This is where my fascination takes a wholly different tact. Hardy Wilson made great attempts to design both this aesthetic and the society in which it would take place. The contrast of this synthesis by design with contemporary Australian culture which is reaching its own form of synthesis by organic means is illustrative.
The home for this new culture was to be a new metropolis. The City of Kurrajong on what is now the North West outskirts of Sydney, nestled against the Blue Mountains. He had already begun lobbying the Chifley Government to allow an influx of Chinese migrants to populate this city along with native born European Australians. He provided an urban plan for this city; a wonderful mix of straight lines and French curves peppered with occasional bursts of irregularity and street names brimming with technological utopianism. He also sketched its public buildings and temples.
These buildings are rather unsubtle in their fusion or East and West, basically columned pagodas, but there are other elements in the sketches of note. Frequently the Australian lyrebird was paired with its Chinese equivalent the Phoenix in the foreground. In the background was Hardy Wilson’s towering symbol of peace; a mushroom cloud.

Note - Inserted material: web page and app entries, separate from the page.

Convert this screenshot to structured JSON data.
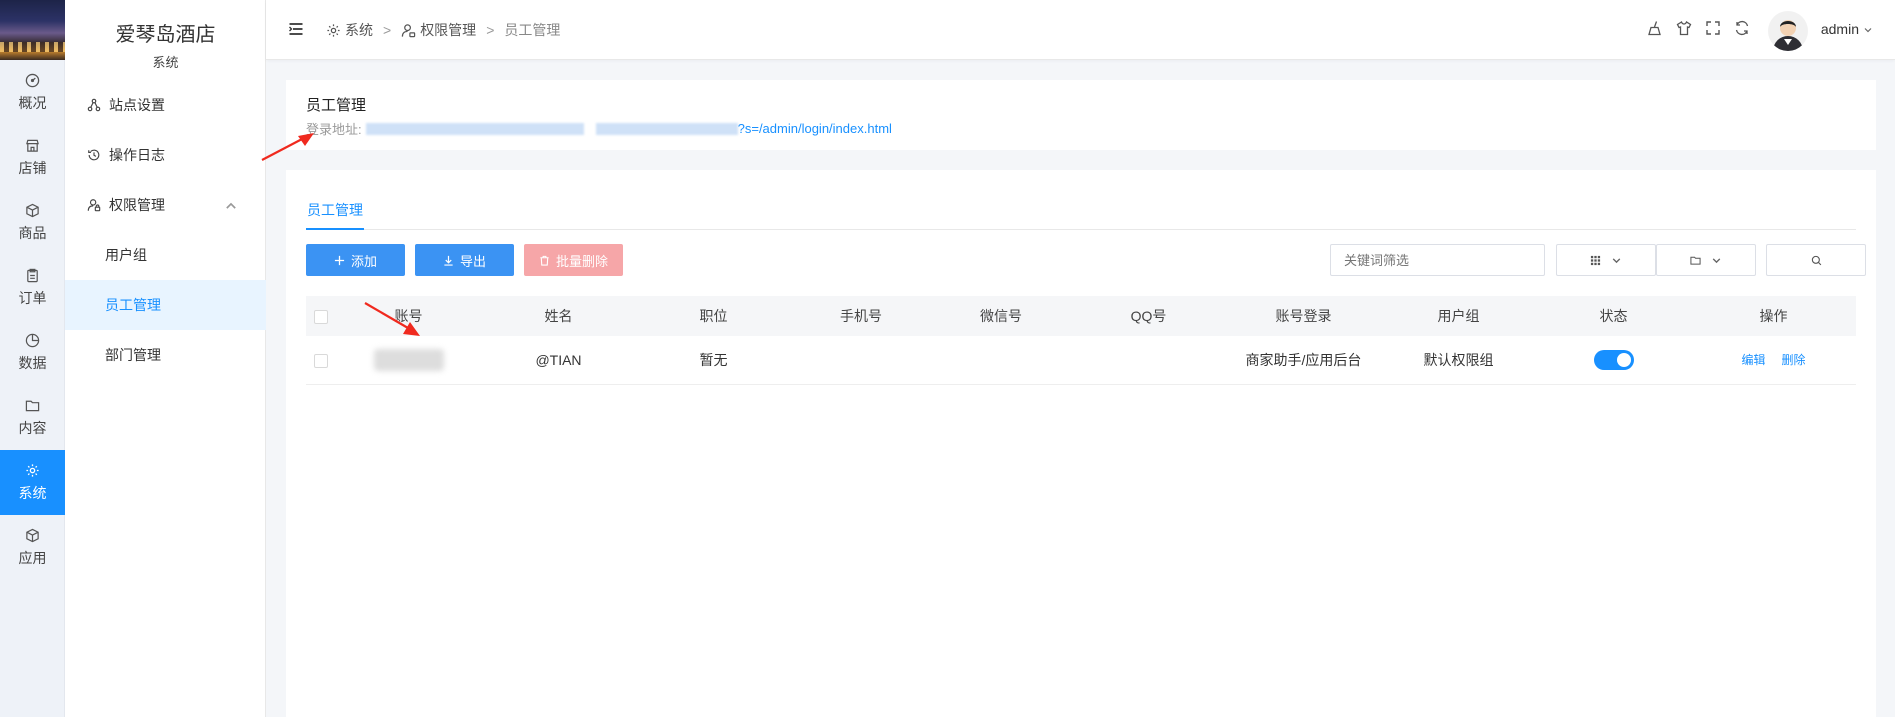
{
  "rail": {
    "items": [
      {
        "label": "概况",
        "icon": "dashboard-icon"
      },
      {
        "label": "店铺",
        "icon": "shop-icon"
      },
      {
        "label": "商品",
        "icon": "box-icon"
      },
      {
        "label": "订单",
        "icon": "clipboard-icon"
      },
      {
        "label": "数据",
        "icon": "pie-icon"
      },
      {
        "label": "内容",
        "icon": "folder-icon"
      },
      {
        "label": "系统",
        "icon": "gear-icon",
        "active": true
      },
      {
        "label": "应用",
        "icon": "cube-icon"
      }
    ]
  },
  "submenu": {
    "brand": "爱琴岛酒店",
    "section": "系统",
    "items": [
      {
        "label": "站点设置",
        "icon": "sitemap-icon"
      },
      {
        "label": "操作日志",
        "icon": "history-icon"
      },
      {
        "label": "权限管理",
        "icon": "user-lock-icon",
        "expanded": true
      },
      {
        "label": "用户组",
        "child": true
      },
      {
        "label": "员工管理",
        "child": true,
        "active": true
      },
      {
        "label": "部门管理",
        "child": true
      }
    ]
  },
  "header": {
    "breadcrumb": [
      "系统",
      "权限管理",
      "员工管理"
    ],
    "separator": ">",
    "user": "admin"
  },
  "info_card": {
    "title": "员工管理",
    "login_label": "登录地址:",
    "login_url_suffix": "?s=/admin/login/index.html"
  },
  "main": {
    "tab": "员工管理",
    "buttons": {
      "add": "添加",
      "export": "导出",
      "batch_delete": "批量删除"
    },
    "search_placeholder": "关键词筛选",
    "columns": [
      "账号",
      "姓名",
      "职位",
      "手机号",
      "微信号",
      "QQ号",
      "账号登录",
      "用户组",
      "状态",
      "操作"
    ],
    "rows": [
      {
        "account": "",
        "name": "@TIAN",
        "position": "暂无",
        "phone": "",
        "wechat": "",
        "qq": "",
        "login": "商家助手/应用后台",
        "group": "默认权限组",
        "status_on": true,
        "edit": "编辑",
        "delete": "删除"
      }
    ]
  },
  "colors": {
    "accent": "#1890ff",
    "danger_disabled": "#f6a6a8",
    "annotation": "#f02a1f"
  }
}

He was really quite taken with the mushroom cloud. I guess his taste for fusion was balanced with a euphoria for fission. Apart from filling the background of architectural sketches, he had designed a monument to atomic peace to be placed on Middle Head in Sydney Harbour, pairing philosophies from each quarter of the globe on its sides; Taoism and Confucianism; Buddhism and Hinduism; Judaism and Islam and Catholicism and Communism. In a landscape picture drawn from above the site of the future metropolis of Kurrajong he has added both a temple on the hill below him and far away in the basin another mushroom cloud.
I can confirm, having found the lookout from where this sketch was made that this cloud rises from the site of the Sydney CBD.
Kurrajong remains much like it was in Hardy Wilson’s time. The old city he apparently desired destroyed brims with brims with East Asian culture paired with the existing European elements, but how different the vision is.
Kurrajong was just a vision, and a rather shallow one at that. The fusion was cosmetic with eclectic visual elements crudely tacked onto each other and not a society with any depth even imagined. How can a culture, something so vibrant and complex, be planned anyway?
The Eurasian culture in the old city, and indeed the vast majority of Australia, is an altogether different beast. It is organic and has mutated and grown at a constant pace whether the support of it from the highest levels was triumphalist under Keating or hesitant and then resigned under Howard.
Apart from the occasional regrettable effort, it has not been as manifest in architecture. It has and will be in the basic assumptions and thought of Australians now and in the future in ways I feel incapable of speculating.
Nonetheless, this relatively unknown world view of Hardy Wilson is fascinating. As a totally heterodox view of world history, as an unrealised future and as a thought experiment about Australian culture.
Zeny Edwards, in an unfortunately limited book run, is one of the few people who have delved into this.